> **Task details**
Within the entries below, find the lines that hold "description" and report only how many there are.

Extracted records
──────
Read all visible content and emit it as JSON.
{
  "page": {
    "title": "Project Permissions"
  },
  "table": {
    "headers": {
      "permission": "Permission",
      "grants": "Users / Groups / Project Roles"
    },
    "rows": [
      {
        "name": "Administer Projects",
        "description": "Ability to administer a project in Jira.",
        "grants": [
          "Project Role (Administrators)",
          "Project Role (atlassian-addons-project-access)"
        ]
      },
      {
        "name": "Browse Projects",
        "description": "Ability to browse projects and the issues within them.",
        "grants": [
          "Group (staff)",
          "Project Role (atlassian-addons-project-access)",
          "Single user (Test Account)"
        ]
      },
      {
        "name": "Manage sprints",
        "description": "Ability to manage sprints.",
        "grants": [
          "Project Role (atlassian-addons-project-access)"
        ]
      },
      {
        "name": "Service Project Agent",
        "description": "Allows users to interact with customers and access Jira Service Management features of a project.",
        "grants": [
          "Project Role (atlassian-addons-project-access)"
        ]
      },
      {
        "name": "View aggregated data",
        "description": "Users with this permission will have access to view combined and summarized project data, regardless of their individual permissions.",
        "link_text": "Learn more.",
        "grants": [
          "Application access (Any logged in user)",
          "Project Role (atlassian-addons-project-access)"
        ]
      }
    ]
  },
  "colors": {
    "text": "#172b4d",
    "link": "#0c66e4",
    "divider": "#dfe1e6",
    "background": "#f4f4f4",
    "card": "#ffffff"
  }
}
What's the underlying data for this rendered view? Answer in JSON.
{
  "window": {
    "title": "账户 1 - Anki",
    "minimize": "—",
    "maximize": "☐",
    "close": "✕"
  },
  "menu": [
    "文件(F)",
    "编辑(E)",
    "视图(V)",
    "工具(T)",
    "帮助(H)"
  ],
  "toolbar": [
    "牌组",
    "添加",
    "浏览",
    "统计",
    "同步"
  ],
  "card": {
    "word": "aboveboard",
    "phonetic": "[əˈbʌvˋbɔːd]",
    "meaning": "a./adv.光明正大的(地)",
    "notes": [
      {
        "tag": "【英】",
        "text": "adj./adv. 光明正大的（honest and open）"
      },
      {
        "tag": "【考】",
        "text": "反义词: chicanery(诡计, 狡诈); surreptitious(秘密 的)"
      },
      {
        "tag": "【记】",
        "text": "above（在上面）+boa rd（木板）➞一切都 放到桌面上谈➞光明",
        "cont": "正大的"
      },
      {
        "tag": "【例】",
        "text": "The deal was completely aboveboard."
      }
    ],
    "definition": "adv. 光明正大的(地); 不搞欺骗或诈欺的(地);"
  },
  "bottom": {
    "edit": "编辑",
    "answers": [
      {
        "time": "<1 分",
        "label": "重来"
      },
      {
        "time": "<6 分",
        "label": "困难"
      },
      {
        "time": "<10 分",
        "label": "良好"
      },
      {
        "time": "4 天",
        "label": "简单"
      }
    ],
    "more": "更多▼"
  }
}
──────
> **Answer below**
5